*REQUIREMENT*.
Each line of the listing that contains the word "Поиск" is to be copied.

*DATA EXCERPTS*.
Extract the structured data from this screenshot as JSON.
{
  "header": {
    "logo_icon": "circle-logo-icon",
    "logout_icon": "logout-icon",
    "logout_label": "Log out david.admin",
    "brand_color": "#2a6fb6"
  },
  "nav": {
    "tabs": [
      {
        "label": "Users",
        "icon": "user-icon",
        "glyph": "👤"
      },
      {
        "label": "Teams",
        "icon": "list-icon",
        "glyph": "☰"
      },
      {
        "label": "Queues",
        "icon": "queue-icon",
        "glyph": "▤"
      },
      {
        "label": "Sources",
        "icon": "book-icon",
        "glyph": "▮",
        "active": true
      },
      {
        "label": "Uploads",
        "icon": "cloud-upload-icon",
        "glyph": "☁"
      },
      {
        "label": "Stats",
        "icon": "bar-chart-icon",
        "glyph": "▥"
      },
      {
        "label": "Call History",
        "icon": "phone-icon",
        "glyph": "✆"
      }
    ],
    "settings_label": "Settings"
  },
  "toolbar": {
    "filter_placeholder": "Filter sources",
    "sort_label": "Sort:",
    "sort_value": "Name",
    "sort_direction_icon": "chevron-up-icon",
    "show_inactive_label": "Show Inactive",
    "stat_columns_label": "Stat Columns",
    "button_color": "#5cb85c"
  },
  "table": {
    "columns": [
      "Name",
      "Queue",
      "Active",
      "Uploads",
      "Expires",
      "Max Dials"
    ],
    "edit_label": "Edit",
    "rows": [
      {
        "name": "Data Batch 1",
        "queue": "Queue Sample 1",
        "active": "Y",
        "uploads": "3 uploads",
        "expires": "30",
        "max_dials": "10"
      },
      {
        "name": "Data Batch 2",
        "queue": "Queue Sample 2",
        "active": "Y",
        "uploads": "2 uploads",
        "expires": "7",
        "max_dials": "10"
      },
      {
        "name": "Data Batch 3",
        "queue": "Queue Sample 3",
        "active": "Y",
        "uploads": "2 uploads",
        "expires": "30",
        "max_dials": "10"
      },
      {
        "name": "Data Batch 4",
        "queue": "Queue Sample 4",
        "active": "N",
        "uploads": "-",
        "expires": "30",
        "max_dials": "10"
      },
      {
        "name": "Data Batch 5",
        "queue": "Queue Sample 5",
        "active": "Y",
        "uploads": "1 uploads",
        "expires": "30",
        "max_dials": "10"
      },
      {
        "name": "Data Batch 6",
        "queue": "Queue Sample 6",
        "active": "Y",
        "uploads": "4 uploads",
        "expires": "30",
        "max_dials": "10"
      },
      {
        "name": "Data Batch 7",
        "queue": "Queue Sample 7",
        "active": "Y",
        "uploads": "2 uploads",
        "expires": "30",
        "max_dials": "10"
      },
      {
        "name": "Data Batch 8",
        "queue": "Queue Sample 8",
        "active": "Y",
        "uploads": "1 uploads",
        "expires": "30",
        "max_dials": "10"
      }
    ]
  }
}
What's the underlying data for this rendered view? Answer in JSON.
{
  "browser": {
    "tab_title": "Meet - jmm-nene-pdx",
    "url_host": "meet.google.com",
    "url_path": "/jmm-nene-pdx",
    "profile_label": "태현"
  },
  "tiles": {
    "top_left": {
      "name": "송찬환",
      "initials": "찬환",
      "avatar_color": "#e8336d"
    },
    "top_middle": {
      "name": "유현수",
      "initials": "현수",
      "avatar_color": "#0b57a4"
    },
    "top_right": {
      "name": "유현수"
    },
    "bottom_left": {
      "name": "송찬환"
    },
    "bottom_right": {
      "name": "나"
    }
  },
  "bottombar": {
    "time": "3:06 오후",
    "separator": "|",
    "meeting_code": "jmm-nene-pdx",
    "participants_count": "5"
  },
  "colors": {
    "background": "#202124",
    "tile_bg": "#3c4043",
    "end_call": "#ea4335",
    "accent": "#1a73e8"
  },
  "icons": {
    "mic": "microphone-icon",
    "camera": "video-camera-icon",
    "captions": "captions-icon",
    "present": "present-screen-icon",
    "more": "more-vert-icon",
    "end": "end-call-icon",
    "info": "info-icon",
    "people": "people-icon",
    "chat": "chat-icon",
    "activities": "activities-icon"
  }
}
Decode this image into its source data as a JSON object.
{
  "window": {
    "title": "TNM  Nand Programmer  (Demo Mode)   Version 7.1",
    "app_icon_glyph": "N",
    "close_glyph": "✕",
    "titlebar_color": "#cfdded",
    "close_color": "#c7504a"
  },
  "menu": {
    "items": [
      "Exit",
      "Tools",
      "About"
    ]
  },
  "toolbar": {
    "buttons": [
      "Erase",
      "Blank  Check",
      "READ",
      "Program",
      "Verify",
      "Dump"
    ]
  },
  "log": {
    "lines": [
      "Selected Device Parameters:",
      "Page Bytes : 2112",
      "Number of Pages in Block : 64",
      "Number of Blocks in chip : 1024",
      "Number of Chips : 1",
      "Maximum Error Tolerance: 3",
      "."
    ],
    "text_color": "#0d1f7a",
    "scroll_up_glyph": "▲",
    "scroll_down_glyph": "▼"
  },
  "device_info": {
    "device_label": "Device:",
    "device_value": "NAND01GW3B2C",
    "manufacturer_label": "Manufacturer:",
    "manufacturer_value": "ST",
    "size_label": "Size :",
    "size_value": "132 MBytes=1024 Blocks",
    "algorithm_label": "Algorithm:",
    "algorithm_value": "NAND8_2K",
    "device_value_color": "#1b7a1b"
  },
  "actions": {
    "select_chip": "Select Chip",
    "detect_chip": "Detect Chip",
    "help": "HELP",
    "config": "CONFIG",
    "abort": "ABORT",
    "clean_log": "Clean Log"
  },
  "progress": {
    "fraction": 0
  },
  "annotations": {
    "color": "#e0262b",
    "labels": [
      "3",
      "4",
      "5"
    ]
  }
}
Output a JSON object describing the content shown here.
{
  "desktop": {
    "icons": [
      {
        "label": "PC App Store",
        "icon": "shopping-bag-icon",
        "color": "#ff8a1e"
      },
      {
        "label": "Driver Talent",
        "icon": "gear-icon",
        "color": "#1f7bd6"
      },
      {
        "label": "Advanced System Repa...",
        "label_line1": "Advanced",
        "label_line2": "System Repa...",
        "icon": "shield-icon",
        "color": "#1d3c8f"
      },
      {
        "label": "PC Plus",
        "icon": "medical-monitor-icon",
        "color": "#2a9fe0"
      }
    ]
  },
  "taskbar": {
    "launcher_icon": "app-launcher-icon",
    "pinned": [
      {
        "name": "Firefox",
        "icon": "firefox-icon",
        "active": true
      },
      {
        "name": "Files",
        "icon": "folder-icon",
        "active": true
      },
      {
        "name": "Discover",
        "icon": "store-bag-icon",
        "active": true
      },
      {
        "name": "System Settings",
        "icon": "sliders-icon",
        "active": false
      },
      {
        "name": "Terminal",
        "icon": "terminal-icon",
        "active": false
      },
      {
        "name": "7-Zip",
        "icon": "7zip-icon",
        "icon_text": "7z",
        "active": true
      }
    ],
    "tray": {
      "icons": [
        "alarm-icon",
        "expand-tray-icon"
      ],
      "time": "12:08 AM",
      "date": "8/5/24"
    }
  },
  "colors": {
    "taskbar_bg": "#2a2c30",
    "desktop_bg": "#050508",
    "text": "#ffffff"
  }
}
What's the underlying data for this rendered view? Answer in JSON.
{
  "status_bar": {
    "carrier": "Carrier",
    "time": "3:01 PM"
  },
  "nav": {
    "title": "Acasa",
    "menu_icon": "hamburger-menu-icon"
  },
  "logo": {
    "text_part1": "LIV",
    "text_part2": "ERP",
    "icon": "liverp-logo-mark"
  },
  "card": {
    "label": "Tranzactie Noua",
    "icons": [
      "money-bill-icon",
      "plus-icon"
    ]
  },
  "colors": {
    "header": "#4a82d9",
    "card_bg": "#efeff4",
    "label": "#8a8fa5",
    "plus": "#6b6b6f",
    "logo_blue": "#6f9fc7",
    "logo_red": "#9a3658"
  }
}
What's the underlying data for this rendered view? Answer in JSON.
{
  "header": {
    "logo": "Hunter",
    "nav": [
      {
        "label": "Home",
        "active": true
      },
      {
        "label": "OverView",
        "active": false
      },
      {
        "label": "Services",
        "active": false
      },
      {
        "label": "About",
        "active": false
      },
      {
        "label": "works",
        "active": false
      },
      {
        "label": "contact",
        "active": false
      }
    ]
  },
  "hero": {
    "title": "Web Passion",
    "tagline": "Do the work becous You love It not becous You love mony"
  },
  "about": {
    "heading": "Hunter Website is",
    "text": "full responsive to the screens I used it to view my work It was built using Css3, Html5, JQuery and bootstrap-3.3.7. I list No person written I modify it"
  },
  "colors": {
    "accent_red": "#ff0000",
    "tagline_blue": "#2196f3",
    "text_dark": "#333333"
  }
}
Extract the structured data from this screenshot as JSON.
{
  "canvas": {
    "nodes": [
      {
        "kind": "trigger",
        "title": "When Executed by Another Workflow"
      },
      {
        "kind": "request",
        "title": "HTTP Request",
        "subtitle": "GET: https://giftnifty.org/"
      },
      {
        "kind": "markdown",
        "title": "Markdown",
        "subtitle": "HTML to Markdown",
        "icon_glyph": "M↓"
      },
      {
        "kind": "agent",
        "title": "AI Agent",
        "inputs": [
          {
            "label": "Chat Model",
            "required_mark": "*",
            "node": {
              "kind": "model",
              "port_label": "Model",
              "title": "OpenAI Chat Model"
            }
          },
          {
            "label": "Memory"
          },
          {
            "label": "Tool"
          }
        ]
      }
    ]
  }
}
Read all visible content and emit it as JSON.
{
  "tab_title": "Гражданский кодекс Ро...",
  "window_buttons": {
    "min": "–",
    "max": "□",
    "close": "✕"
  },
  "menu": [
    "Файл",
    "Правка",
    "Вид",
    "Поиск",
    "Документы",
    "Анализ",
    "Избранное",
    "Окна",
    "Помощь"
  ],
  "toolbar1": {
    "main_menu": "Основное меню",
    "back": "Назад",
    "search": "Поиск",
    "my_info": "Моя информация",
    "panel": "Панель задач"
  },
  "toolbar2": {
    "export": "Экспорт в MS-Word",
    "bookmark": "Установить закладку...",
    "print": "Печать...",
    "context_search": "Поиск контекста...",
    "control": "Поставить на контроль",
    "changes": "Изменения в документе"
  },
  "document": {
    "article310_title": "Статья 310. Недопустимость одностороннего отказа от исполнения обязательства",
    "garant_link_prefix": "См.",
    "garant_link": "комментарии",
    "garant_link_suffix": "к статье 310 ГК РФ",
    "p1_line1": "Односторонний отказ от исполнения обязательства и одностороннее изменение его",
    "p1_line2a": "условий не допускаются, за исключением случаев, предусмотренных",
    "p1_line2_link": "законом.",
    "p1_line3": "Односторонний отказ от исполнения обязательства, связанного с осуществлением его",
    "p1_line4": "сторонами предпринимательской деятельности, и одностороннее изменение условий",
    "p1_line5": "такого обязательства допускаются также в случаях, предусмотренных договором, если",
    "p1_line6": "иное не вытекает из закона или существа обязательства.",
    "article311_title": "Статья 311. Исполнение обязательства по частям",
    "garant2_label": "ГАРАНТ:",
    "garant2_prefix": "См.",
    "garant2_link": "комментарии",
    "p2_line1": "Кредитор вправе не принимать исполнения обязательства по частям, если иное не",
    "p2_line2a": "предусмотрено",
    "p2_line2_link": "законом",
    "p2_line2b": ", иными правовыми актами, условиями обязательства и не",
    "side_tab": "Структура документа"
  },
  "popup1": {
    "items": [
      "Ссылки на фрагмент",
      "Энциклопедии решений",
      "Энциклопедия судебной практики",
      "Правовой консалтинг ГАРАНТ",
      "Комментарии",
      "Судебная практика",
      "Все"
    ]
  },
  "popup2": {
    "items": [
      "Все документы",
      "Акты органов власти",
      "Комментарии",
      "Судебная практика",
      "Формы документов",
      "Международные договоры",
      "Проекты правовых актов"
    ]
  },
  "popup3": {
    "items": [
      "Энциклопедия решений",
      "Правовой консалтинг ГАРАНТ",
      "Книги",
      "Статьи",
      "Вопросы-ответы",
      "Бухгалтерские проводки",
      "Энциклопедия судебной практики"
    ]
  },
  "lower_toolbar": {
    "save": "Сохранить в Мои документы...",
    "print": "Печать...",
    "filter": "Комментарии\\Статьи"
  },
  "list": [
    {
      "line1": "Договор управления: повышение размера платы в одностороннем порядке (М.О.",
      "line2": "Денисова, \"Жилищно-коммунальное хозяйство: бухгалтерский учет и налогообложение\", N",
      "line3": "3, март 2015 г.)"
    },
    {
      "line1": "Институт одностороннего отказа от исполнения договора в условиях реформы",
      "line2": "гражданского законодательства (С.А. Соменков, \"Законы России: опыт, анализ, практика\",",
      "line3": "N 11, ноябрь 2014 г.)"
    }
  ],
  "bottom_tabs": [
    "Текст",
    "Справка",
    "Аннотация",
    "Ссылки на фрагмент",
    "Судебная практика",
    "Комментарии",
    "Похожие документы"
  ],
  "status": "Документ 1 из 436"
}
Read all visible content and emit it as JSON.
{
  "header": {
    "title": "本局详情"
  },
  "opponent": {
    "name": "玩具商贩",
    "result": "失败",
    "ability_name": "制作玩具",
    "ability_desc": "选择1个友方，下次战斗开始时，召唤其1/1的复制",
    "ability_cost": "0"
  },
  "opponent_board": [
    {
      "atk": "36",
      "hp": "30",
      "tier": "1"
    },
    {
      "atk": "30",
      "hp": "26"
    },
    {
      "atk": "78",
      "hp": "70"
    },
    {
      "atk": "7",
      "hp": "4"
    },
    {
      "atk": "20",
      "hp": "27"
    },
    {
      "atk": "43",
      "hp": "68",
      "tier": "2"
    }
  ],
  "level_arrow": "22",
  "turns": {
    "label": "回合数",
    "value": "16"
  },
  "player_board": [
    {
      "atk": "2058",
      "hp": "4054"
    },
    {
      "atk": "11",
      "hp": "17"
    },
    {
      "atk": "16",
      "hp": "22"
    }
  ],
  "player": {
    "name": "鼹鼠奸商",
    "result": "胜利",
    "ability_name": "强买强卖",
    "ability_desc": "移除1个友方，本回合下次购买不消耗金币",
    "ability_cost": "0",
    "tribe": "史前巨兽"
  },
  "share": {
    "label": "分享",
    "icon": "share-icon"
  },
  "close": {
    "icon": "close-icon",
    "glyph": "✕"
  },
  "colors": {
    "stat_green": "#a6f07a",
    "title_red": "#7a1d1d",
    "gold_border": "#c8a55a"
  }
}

*EXPECTED ANSWER*.
    "Поиск",
    "search": "Поиск",
    "context_search": "Поиск контекста...",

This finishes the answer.